And there is a point to this, I'm getting there. I remember laying there in the dark and just in dread and hearing those lines and thinking how easy it would be to just run away, but how impossible. And how I was trapped either way. And just wondering where I would be in five years' time. Would I be alone? Having long since gone to D's funeral and placed his memory carefully in that space reserved for all my friends and loved ones that have died? Would I have moved on? Or would I be cracked and ruined with grief? Or could it be possible that this would all turn out OK, and we would be living in our own house, with our own kid, having our own jobs and that near fatal health problem would be a distant memory that we barely thought about anymore? The future was at a crossroads at that point and I had absolutely no control over it. It could have gone either way. Who can say where the day goes? I just had to ride with it.
I had totally forgot about that moment until just a few moments ago. I flipped channels and there it was. The movie, Sweet November , right at that moment playing that song. (I still haven't watched that whole movie and I still don't have any idea what J meant.) And the movie asked me the five year old questions, and I realized that now I can answer my previous self. Time has answered and we are not in the worst case scenario or the best. But we are doing pretty well. We are still here.

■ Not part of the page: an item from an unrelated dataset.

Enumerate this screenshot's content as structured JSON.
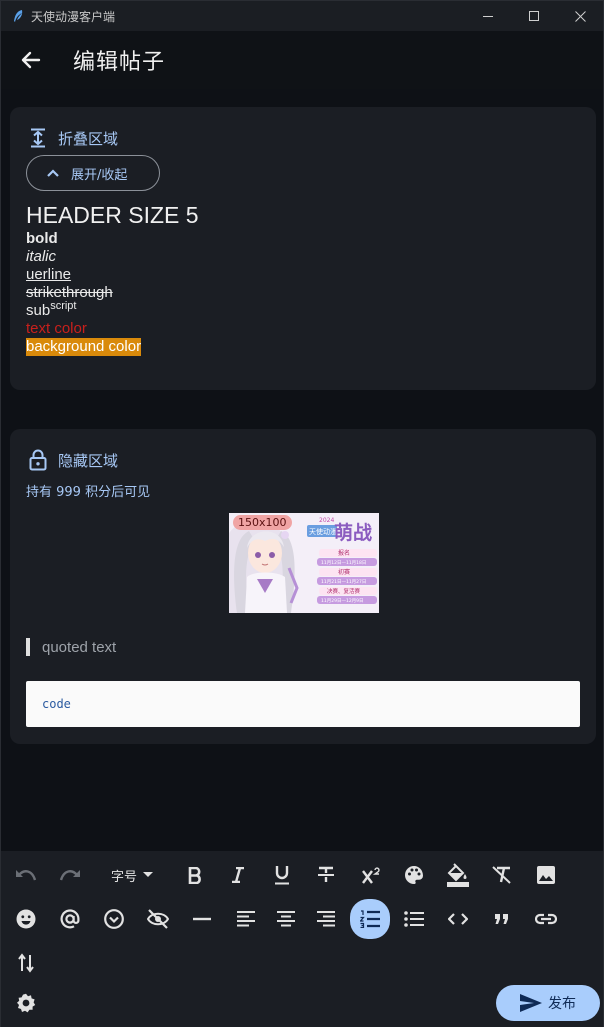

There are these moments that I have where I can't believe I'm here and this is happening. Last night, D and I went to the Covenant Group thing, which I guess I can't talk a lot about because we have a confidentiality agreement. But I think I can say some generalities. After the meeting portion, we got several kids out of child care and sat around and had a potluck. The children ran around the room being children. And I just have these little flashes of "oh, my god, not only is D here but we have two more." My mother is gone, which I never would have dreamed five years ago, but my father is here--another thing I never would have guessed. Actually here, with me and having a part in my family. Agreeing to weekly family meetings. Agreeing to anger management classes. Buying the kids tricycles. Dropping us off to church on Sunday Morning.
Today the kids and I went to church early so I could teach at the first service. D came for the second service and I met him upstairs. Afterwords, he stayed upstairs for a few minutes to talk to some people while I went down and got the kids out of child care. I was in a corner of the social hall, giving the kids juice and crackers and waiting for D. The kids had not known he was there or seen him yet today. Then, he comes in from across the room. In his new wheelchair, with his new foot, healthier than he has been for two years. The kids see him and go running across the room towards him. "Daddy!"
It is these little simple moments of sort of magical disbelief that seem like a miracle to me. That I wish I could somehow send back to my 32-year-old stressed and scared self. "Look how things turned out! See? It will be okay! Better than O.K." And then it helps me believe that my five years from now self may be trying to send me back these magical images as well. "Look!" she says to me, "It's going to be okay! No matter what happens, you'll make it through! Just relax and enjoy it."